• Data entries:
-*-*-

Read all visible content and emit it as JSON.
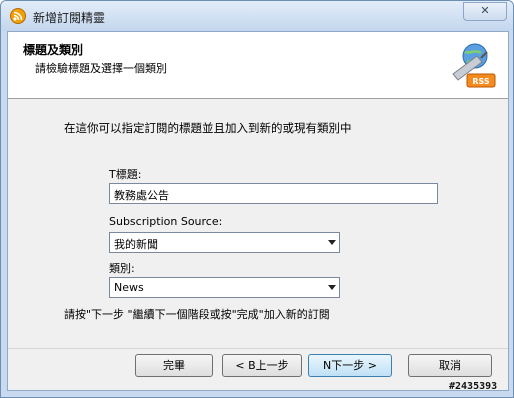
{
  "window": {
    "title": "新增訂閱精靈",
    "close_label": "✕"
  },
  "header": {
    "title": "標題及類別",
    "subtitle": "請檢驗標題及選擇一個類別",
    "badge_text": "RSS"
  },
  "body": {
    "intro": "在這你可以指定訂閱的標題並且加入到新的或現有類別中",
    "title_label": "T標題:",
    "title_value": "教務處公告",
    "source_label": "Subscription Source:",
    "source_value": "我的新聞",
    "category_label": "類別:",
    "category_value": "News",
    "instruction": "請按\"下一步 \"繼續下一個階段或按\"完成\"加入新的訂閱"
  },
  "buttons": {
    "finish": "完畢",
    "back": "< B上一步",
    "next": "N下一步 >",
    "cancel": "取消"
  },
  "watermark": "#2435393",
  "icons": {
    "app": "rss-feed-icon",
    "header_art": "rss-globe-icon"
  }
}
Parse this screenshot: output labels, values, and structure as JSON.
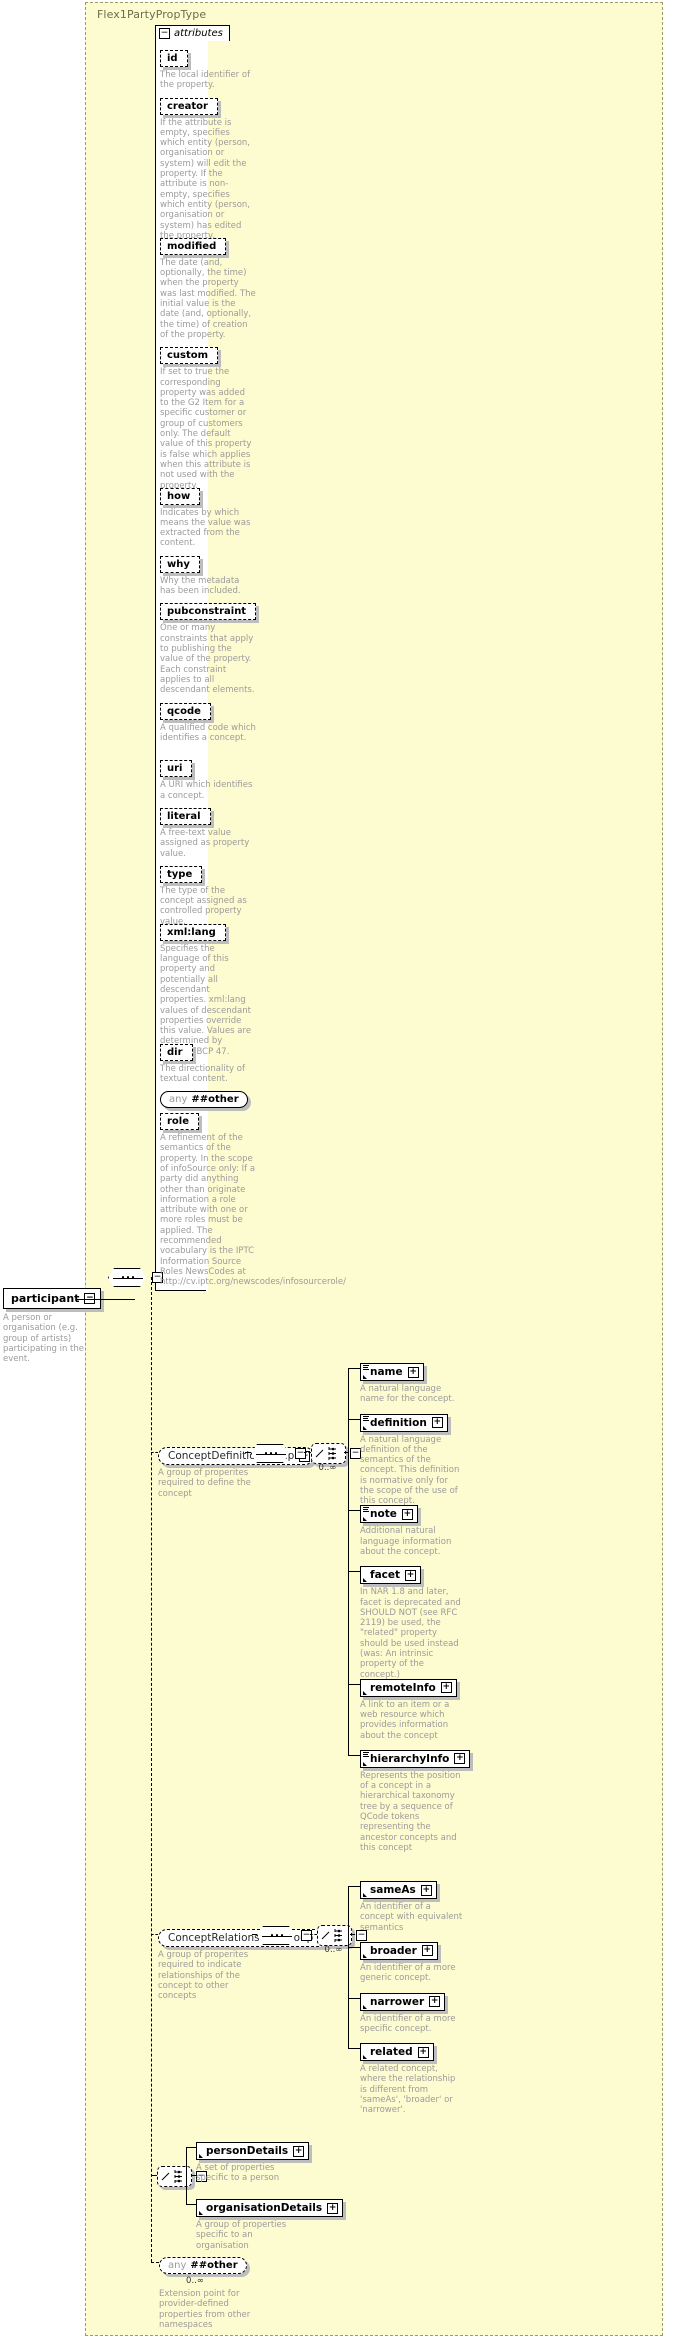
{
  "type": {
    "name": "Flex1PartyPropType",
    "attributes_label": "attributes",
    "collapse_icon": "minus-icon"
  },
  "attributes": [
    {
      "name": "id",
      "desc": "The local identifier of the property."
    },
    {
      "name": "creator",
      "desc": "If the attribute is empty, specifies which entity (person, organisation or system) will edit the property. If the attribute is non-empty, specifies which entity (person, organisation or system) has edited the property."
    },
    {
      "name": "modified",
      "desc": "The date (and, optionally, the time) when the property was last modified. The initial value is the date (and, optionally, the time) of creation of the property."
    },
    {
      "name": "custom",
      "desc": "If set to true the corresponding property was added to the G2 Item for a specific customer or group of customers only. The default value of this property is false which applies when this attribute is not used with the property."
    },
    {
      "name": "how",
      "desc": "Indicates by which means the value was extracted from the content."
    },
    {
      "name": "why",
      "desc": "Why the metadata has been included."
    },
    {
      "name": "pubconstraint",
      "desc": "One or many constraints that apply to publishing the value of the property. Each constraint applies to all descendant elements."
    },
    {
      "name": "qcode",
      "desc": "A qualified code which identifies a concept."
    },
    {
      "name": "uri",
      "desc": "A URI which identifies a concept."
    },
    {
      "name": "literal",
      "desc": "A free-text value assigned as property value."
    },
    {
      "name": "type",
      "desc": "The type of the concept assigned as controlled property value."
    },
    {
      "name": "xml:lang",
      "desc": "Specifies the language of this property and potentially all descendant properties. xml:lang values of descendant properties override this value. Values are determined by Internet BCP 47."
    },
    {
      "name": "dir",
      "desc": "The directionality of textual content."
    },
    {
      "name": "any ##other",
      "desc": "",
      "kind": "any",
      "any_prefix": "any",
      "any_value": "##other"
    },
    {
      "name": "role",
      "desc": "A refinement of the semantics of the property. In the scope of infoSource only: If a party did anything other than originate information a role attribute with one or more roles must be applied. The recommended vocabulary is the IPTC Information Source Roles NewsCodes at http://cv.iptc.org/newscodes/infosourcerole/"
    }
  ],
  "root_element": {
    "name": "participant",
    "desc": "A person or organisation (e.g. group of artists) participating in the event.",
    "toggle_icon": "minus-icon"
  },
  "groups": [
    {
      "id": "concept-definition-group",
      "name": "ConceptDefinitionGroup",
      "desc": "A group of properites required to define the concept",
      "occurrence": "0..∞",
      "children": [
        {
          "name": "name",
          "desc": "A natural language name for the concept.",
          "glyphs": [
            "lines",
            "arrow"
          ]
        },
        {
          "name": "definition",
          "desc": "A natural language definition of the semantics of the concept. This definition is normative only for the scope of the use of this concept.",
          "glyphs": [
            "lines",
            "arrow"
          ]
        },
        {
          "name": "note",
          "desc": "Additional natural language information about the concept.",
          "glyphs": [
            "lines",
            "arrow"
          ]
        },
        {
          "name": "facet",
          "desc": "In NAR 1.8 and later, facet is deprecated and SHOULD NOT (see RFC 2119) be used, the \"related\" property should be used instead (was: An intrinsic property of the concept.)",
          "glyphs": [
            "arrow"
          ]
        },
        {
          "name": "remoteInfo",
          "desc": "A link to an item or a web resource which provides information about the concept",
          "glyphs": [
            "arrow"
          ]
        },
        {
          "name": "hierarchyInfo",
          "desc": "Represents the position of a concept in a hierarchical taxonomy tree by a sequence of QCode tokens representing the ancestor concepts and this concept",
          "glyphs": [
            "lines",
            "arrow"
          ]
        }
      ]
    },
    {
      "id": "concept-relationships-group",
      "name": "ConceptRelationshipsGroup",
      "desc": "A group of properites required to indicate relationships of the concept to other concepts",
      "occurrence": "0..∞",
      "children": [
        {
          "name": "sameAs",
          "desc": "An identifier of a concept with equivalent semantics",
          "glyphs": [
            "arrow"
          ]
        },
        {
          "name": "broader",
          "desc": "An identifier of a more generic concept.",
          "glyphs": [
            "arrow"
          ]
        },
        {
          "name": "narrower",
          "desc": "An identifier of a more specific concept.",
          "glyphs": [
            "arrow"
          ]
        },
        {
          "name": "related",
          "desc": "A related concept, where the relationship is different from 'sameAs', 'broader' or 'narrower'.",
          "glyphs": [
            "arrow"
          ]
        }
      ]
    }
  ],
  "details_choice": {
    "children": [
      {
        "name": "personDetails",
        "desc": "A set of properties specific to a person",
        "glyphs": [
          "arrow"
        ]
      },
      {
        "name": "organisationDetails",
        "desc": "A group of properties specific to an organisation",
        "glyphs": [
          "arrow"
        ]
      }
    ]
  },
  "extension": {
    "any_prefix": "any",
    "any_value": "##other",
    "occurrence": "0..∞",
    "desc": "Extension point for provider-defined properties from other namespaces"
  },
  "colors": {
    "background": "#FDFBD0",
    "description_text": "#9b9b9b",
    "border": "#000000",
    "shadow": "#bdbdbd",
    "title_text": "#6d6d4b"
  }
}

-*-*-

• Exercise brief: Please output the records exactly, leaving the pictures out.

• Final answer:
Read all visible content and emit it as JSON.
{
  "window": {
    "title": "新增訂閱精靈",
    "close_label": "✕"
  },
  "header": {
    "title": "標題及類別",
    "subtitle": "請檢驗標題及選擇一個類別",
    "badge_text": "RSS"
  },
  "body": {
    "intro": "在這你可以指定訂閱的標題並且加入到新的或現有類別中",
    "title_label": "T標題:",
    "title_value": "教務處公告",
    "source_label": "Subscription Source:",
    "source_value": "我的新聞",
    "category_label": "類別:",
    "category_value": "News",
    "instruction": "請按\"下一步 \"繼續下一個階段或按\"完成\"加入新的訂閱"
  },
  "buttons": {
    "finish": "完畢",
    "back": "< B上一步",
    "next": "N下一步 >",
    "cancel": "取消"
  },
  "watermark": "#2435393",
  "icons": {
    "app": "rss-feed-icon",
    "header_art": "rss-globe-icon"
  }
}
Parse this screenshot: output labels, values, and structure as JSON.
{
  "type": {
    "name": "Flex1PartyPropType",
    "attributes_label": "attributes",
    "collapse_icon": "minus-icon"
  },
  "attributes": [
    {
      "name": "id",
      "desc": "The local identifier of the property."
    },
    {
      "name": "creator",
      "desc": "If the attribute is empty, specifies which entity (person, organisation or system) will edit the property. If the attribute is non-empty, specifies which entity (person, organisation or system) has edited the property."
    },
    {
      "name": "modified",
      "desc": "The date (and, optionally, the time) when the property was last modified. The initial value is the date (and, optionally, the time) of creation of the property."
    },
    {
      "name": "custom",
      "desc": "If set to true the corresponding property was added to the G2 Item for a specific customer or group of customers only. The default value of this property is false which applies when this attribute is not used with the property."
    },
    {
      "name": "how",
      "desc": "Indicates by which means the value was extracted from the content."
    },
    {
      "name": "why",
      "desc": "Why the metadata has been included."
    },
    {
      "name": "pubconstraint",
      "desc": "One or many constraints that apply to publishing the value of the property. Each constraint applies to all descendant elements."
    },
    {
      "name": "qcode",
      "desc": "A qualified code which identifies a concept."
    },
    {
      "name": "uri",
      "desc": "A URI which identifies a concept."
    },
    {
      "name": "literal",
      "desc": "A free-text value assigned as property value."
    },
    {
      "name": "type",
      "desc": "The type of the concept assigned as controlled property value."
    },
    {
      "name": "xml:lang",
      "desc": "Specifies the language of this property and potentially all descendant properties. xml:lang values of descendant properties override this value. Values are determined by Internet BCP 47."
    },
    {
      "name": "dir",
      "desc": "The directionality of textual content."
    },
    {
      "name": "any ##other",
      "desc": "",
      "kind": "any",
      "any_prefix": "any",
      "any_value": "##other"
    },
    {
      "name": "role",
      "desc": "A refinement of the semantics of the property. In the scope of infoSource only: If a party did anything other than originate information a role attribute with one or more roles must be applied. The recommended vocabulary is the IPTC Information Source Roles NewsCodes at http://cv.iptc.org/newscodes/infosourcerole/"
    }
  ],
  "root_element": {
    "name": "participant",
    "desc": "A person or organisation (e.g. group of artists) participating in the event.",
    "toggle_icon": "minus-icon"
  },
  "groups": [
    {
      "id": "concept-definition-group",
      "name": "ConceptDefinitionGroup",
      "desc": "A group of properites required to define the concept",
      "occurrence": "0..∞",
      "children": [
        {
          "name": "name",
          "desc": "A natural language name for the concept.",
          "glyphs": [
            "lines",
            "arrow"
          ]
        },
        {
          "name": "definition",
          "desc": "A natural language definition of the semantics of the concept. This definition is normative only for the scope of the use of this concept.",
          "glyphs": [
            "lines",
            "arrow"
          ]
        },
        {
          "name": "note",
          "desc": "Additional natural language information about the concept.",
          "glyphs": [
            "lines",
            "arrow"
          ]
        },
        {
          "name": "facet",
          "desc": "In NAR 1.8 and later, facet is deprecated and SHOULD NOT (see RFC 2119) be used, the \"related\" property should be used instead (was: An intrinsic property of the concept.)",
          "glyphs": [
            "arrow"
          ]
        },
        {
          "name": "remoteInfo",
          "desc": "A link to an item or a web resource which provides information about the concept",
          "glyphs": [
            "arrow"
          ]
        },
        {
          "name": "hierarchyInfo",
          "desc": "Represents the position of a concept in a hierarchical taxonomy tree by a sequence of QCode tokens representing the ancestor concepts and this concept",
          "glyphs": [
            "lines",
            "arrow"
          ]
        }
      ]
    },
    {
      "id": "concept-relationships-group",
      "name": "ConceptRelationshipsGroup",
      "desc": "A group of properites required to indicate relationships of the concept to other concepts",
      "occurrence": "0..∞",
      "children": [
        {
          "name": "sameAs",
          "desc": "An identifier of a concept with equivalent semantics",
          "glyphs": [
            "arrow"
          ]
        },
        {
          "name": "broader",
          "desc": "An identifier of a more generic concept.",
          "glyphs": [
            "arrow"
          ]
        },
        {
          "name": "narrower",
          "desc": "An identifier of a more specific concept.",
          "glyphs": [
            "arrow"
          ]
        },
        {
          "name": "related",
          "desc": "A related concept, where the relationship is different from 'sameAs', 'broader' or 'narrower'.",
          "glyphs": [
            "arrow"
          ]
        }
      ]
    }
  ],
  "details_choice": {
    "children": [
      {
        "name": "personDetails",
        "desc": "A set of properties specific to a person",
        "glyphs": [
          "arrow"
        ]
      },
      {
        "name": "organisationDetails",
        "desc": "A group of properties specific to an organisation",
        "glyphs": [
          "arrow"
        ]
      }
    ]
  },
  "extension": {
    "any_prefix": "any",
    "any_value": "##other",
    "occurrence": "0..∞",
    "desc": "Extension point for provider-defined properties from other namespaces"
  },
  "colors": {
    "background": "#FDFBD0",
    "description_text": "#9b9b9b",
    "border": "#000000",
    "shadow": "#bdbdbd",
    "title_text": "#6d6d4b"
  }
}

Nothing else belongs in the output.